Task
Go through the lines below and copy each one that holds the string "Ctrl".

Records for this exercise
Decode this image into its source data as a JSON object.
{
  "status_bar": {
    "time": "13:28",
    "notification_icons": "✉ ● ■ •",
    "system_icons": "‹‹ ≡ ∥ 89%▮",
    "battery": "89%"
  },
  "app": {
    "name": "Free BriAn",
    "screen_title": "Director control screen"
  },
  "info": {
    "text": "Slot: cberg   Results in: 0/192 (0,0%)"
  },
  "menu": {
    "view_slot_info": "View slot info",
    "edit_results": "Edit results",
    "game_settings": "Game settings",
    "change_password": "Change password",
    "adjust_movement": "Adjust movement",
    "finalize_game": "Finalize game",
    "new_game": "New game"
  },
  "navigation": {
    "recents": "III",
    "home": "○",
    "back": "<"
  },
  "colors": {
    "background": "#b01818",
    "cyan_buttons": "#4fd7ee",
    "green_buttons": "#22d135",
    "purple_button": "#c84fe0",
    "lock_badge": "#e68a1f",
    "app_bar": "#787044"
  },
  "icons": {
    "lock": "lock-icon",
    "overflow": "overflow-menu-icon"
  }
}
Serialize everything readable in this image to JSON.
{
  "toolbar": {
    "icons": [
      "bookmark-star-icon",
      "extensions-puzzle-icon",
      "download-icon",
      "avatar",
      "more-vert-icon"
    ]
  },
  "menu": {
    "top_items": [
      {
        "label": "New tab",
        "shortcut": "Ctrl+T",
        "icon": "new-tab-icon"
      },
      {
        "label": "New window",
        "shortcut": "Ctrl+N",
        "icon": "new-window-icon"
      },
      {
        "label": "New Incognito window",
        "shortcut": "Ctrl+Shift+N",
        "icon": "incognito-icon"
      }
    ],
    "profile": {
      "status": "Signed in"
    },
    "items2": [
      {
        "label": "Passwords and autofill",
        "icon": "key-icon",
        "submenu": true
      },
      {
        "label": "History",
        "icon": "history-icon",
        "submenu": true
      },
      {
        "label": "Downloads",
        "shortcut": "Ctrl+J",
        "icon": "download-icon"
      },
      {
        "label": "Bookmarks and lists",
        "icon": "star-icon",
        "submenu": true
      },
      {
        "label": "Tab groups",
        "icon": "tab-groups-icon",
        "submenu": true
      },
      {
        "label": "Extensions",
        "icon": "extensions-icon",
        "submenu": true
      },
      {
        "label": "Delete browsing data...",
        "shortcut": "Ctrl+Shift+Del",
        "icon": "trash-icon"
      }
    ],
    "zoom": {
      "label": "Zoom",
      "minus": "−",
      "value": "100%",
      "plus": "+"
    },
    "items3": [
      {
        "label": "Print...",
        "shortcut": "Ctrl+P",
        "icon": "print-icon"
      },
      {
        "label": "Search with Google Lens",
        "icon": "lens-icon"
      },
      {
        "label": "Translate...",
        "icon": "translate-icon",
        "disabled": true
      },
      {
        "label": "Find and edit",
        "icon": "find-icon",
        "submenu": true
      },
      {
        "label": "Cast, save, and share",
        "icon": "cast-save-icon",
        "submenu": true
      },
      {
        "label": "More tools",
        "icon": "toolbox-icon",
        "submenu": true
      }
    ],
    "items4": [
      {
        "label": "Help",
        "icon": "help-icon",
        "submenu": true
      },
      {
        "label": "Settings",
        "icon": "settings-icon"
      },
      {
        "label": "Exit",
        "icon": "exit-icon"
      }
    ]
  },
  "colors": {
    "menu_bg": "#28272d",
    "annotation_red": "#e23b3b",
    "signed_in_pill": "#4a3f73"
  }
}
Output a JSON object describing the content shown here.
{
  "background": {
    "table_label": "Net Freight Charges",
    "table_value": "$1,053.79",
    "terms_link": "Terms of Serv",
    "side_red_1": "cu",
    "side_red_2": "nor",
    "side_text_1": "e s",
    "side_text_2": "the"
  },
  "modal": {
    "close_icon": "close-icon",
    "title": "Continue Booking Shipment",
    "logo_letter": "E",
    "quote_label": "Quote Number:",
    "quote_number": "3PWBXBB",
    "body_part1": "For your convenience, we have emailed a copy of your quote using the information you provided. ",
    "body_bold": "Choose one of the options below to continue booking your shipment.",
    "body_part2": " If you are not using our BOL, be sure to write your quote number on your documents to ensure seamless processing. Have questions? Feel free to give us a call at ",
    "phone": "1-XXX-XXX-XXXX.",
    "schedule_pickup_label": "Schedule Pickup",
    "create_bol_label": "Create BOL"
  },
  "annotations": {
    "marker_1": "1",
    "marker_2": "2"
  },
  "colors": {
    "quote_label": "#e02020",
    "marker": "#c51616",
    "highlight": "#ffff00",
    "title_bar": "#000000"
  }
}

Task solution
        "shortcut": "Ctrl+T",
        "shortcut": "Ctrl+N",
        "shortcut": "Ctrl+Shift+N",
        "shortcut": "Ctrl+J",
        "shortcut": "Ctrl+Shift+Del",
        "shortcut": "Ctrl+P",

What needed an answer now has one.